Allmänna Vägen 11, Majorna
Mon–Thurs 9am–8pm, Fri–Sun 9am–7pm
Take tram 3, 9 or 11 to Stigbergstorget
For a more traditional kind of Swedish coffee break, try Brogyllen, just across the canal from the City Museum. The freshly baked cakes and pastries here are about as good as it gets, and the surroundings are surprisingly lavish – it does get very busy though. You’d do well to acquaint yourself with some of these classic Swedish fika snacks before joining the queue.
Västra Hamngatan 2
Mon–Thurs 7.30am–8pm, Fri 7.30am–7pm, Sat 8.30am–5pm, Sun 9.30am–5pm
Take tram 1, 6, 9 or 11 to Domkyrkan
Bönor & Bagels

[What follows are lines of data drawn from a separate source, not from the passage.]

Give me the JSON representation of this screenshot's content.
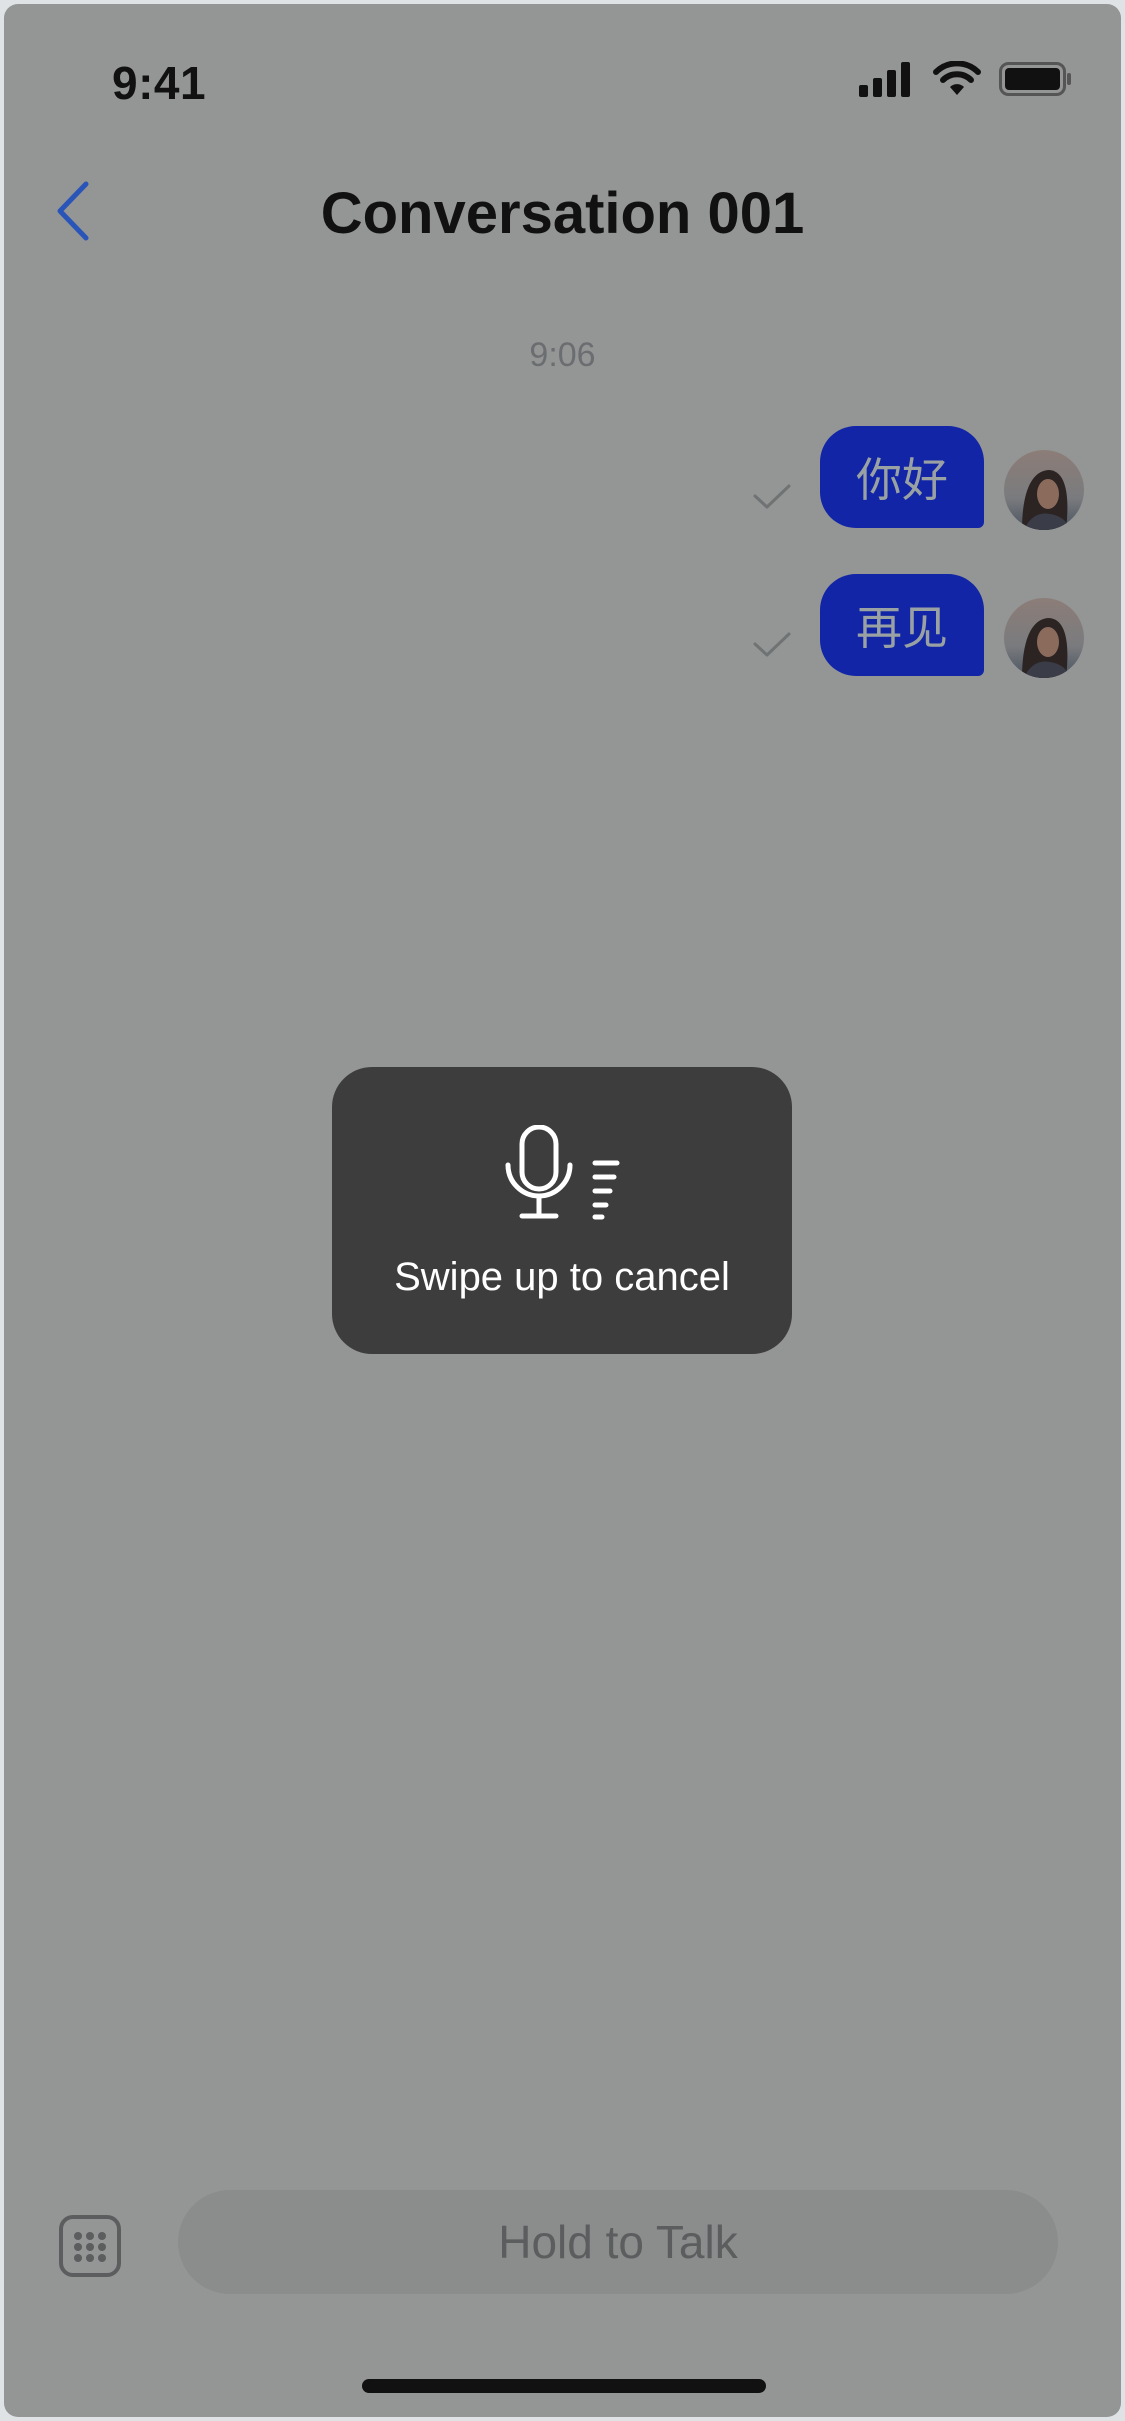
{
  "status_bar": {
    "time": "9:41",
    "icons": [
      "signal-icon",
      "wifi-icon",
      "battery-icon"
    ]
  },
  "nav": {
    "back_icon": "chevron-left-icon",
    "title": "Conversation 001"
  },
  "messages": {
    "timestamp": "9:06",
    "items": [
      {
        "text": "你好",
        "status_icon": "checkmark-icon",
        "sender": "me"
      },
      {
        "text": "再见",
        "status_icon": "checkmark-icon",
        "sender": "me"
      }
    ]
  },
  "recording": {
    "icon": "microphone-icon",
    "hint": "Swipe up to cancel"
  },
  "input_bar": {
    "keyboard_icon": "keyboard-icon",
    "hold_label": "Hold to Talk"
  },
  "colors": {
    "background_dim": "#949595",
    "bubble": "#1125a6",
    "accent_back": "#2a55b8",
    "panel": "#3d3d3d"
  }
}
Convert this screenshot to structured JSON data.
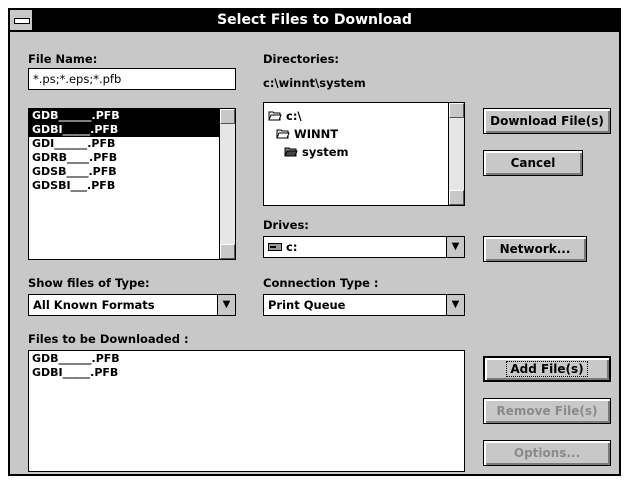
{
  "window": {
    "title": "Select Files to Download"
  },
  "file_name": {
    "label": "File Name:",
    "value": "*.ps;*.eps;*.pfb",
    "files": [
      {
        "label": "GDB______.PFB",
        "selected": true
      },
      {
        "label": "GDBI_____.PFB",
        "selected": true
      },
      {
        "label": "GDI______.PFB",
        "selected": false
      },
      {
        "label": "GDRB____.PFB",
        "selected": false
      },
      {
        "label": "GDSB____.PFB",
        "selected": false
      },
      {
        "label": "GDSBI___.PFB",
        "selected": false
      }
    ]
  },
  "directories": {
    "label": "Directories:",
    "current": "c:\\winnt\\system",
    "items": [
      {
        "label": "c:\\",
        "icon": "open-folder-icon"
      },
      {
        "label": "WINNT",
        "icon": "open-folder-icon"
      },
      {
        "label": "system",
        "icon": "open-folder-icon"
      }
    ]
  },
  "drives": {
    "label": "Drives:",
    "value": "c:"
  },
  "file_type": {
    "label": "Show files of Type:",
    "value": "All Known Formats"
  },
  "connection": {
    "label": "Connection Type :",
    "value": "Print Queue"
  },
  "download_list": {
    "label": "Files to be Downloaded :",
    "items": [
      "GDB______.PFB",
      "GDBI_____.PFB"
    ]
  },
  "buttons": {
    "download": "Download File(s)",
    "cancel": "Cancel",
    "network": "Network...",
    "add": "Add File(s)",
    "remove": "Remove File(s)",
    "options": "Options..."
  }
}
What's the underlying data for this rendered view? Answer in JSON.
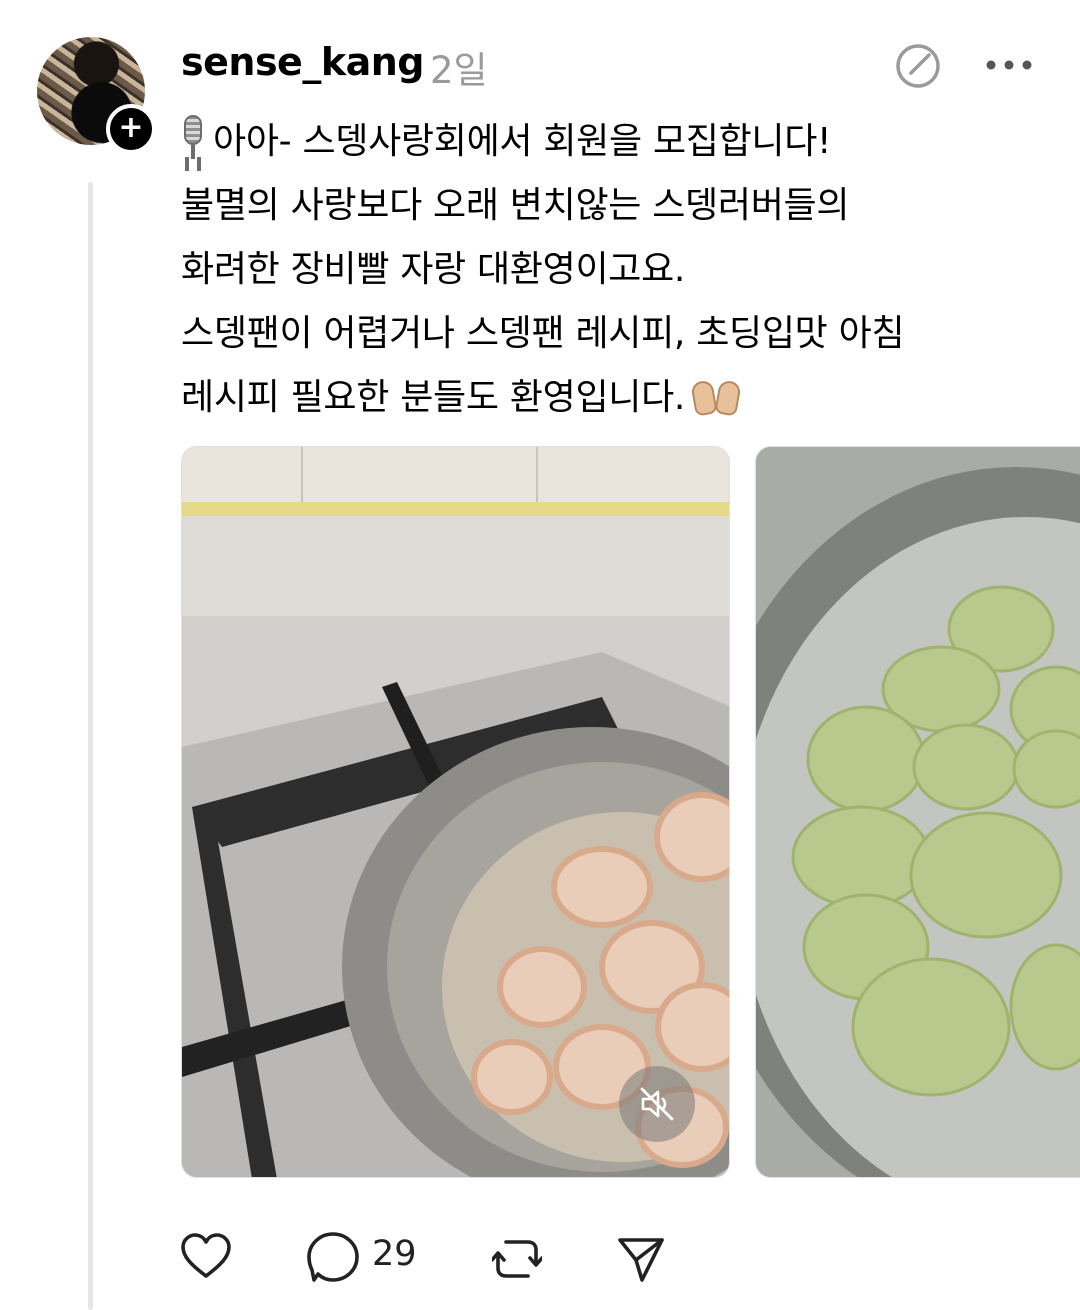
{
  "post": {
    "username": "sense_kang",
    "timestamp": "2일",
    "text_lines": [
      "아아- 스뎅사랑회에서 회원을 모집합니다!",
      "불멸의 사랑보다 오래 변치않는 스뎅러버들의",
      "화려한 장비빨 자랑 대환영이고요.",
      "스뎅팬이 어렵거나 스뎅팬 레시피, 초딩입맛 아침",
      "레시피 필요한 분들도 환영입니다."
    ],
    "leading_emoji": "microphone-emoji",
    "trailing_emoji": "raising-hands-emoji"
  },
  "media": [
    {
      "description_icon": "video-shrimp-in-pan",
      "muted": true
    },
    {
      "description_icon": "image-potato-slices-in-pan"
    }
  ],
  "actions": {
    "like_icon": "heart-icon",
    "reply_icon": "comment-icon",
    "reply_count": "29",
    "repost_icon": "repost-icon",
    "share_icon": "send-icon"
  },
  "colors": {
    "text": "#000000",
    "muted_text": "#9a9a9a",
    "thread_line": "#e6e6e6"
  }
}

Best known for its hunger-busting soup and bagel deals, Bönor & Bagels also does good lattes and cappuccinos in friendly, relaxed surroundings near Slottsskogen park. The salads and vitamin-packed smoothies are reasonably priced, considering this is one of the city’s most exclusive areas, and the terrace out front is one of the nicest among dozens on Linnégatan.
Mon–Sat 10am–6pm, Sun 11am–6pm
Take tram 1, 2 or 6 to Olivedalsgatan
Café Santo Domingo / Dirty Records
Organic Dominican coffee lures caffeine fiends to this combined record shop and café on Andra Långgatan. While gentrification slowly works its way up and down the street, this place remains pleasingly tatty, and still attracts a nice mix of music fans, young parents and coffee addicts.
Andra Långgatan 4a
Mon–Thurs 9.30am-6.30pm, Fri 9.30am–9pm, Sat 11am–4pm
Take the tram to Järntorget
Okay, so it’s hardly off the beaten track. But this former riding house on Magasinsgatan is one of the best places to get a flavour for Gothenburg’s coffee culture. The beans for the coffee served here are roasted just across the parking lot out front, which is home to a few hipster-friendly food carts. There’s also an onsite bakery taking care of all things fika. Expect a young, fashion-conscious crowd.
Mon–Fri 7.30am–6pm, Sat 8am–6pm, Sun 10am–5pm
Take tram 1, 2, 6, 9 or 11 to Grönsakstorget
Need more suggestions for places to eat and drink? Check out our main Gothenburg guide.
Theres also Da Matteo in Haga. Its nice, especially if you sit upstairs where theres a covered balcony with heaters. Despite this I still didn’t feel too warm. It wasn’t like baking in a conservatory in the summer. If you want to use the wifi though you need to sit downstairs as I couldn’t connect to it upstairs.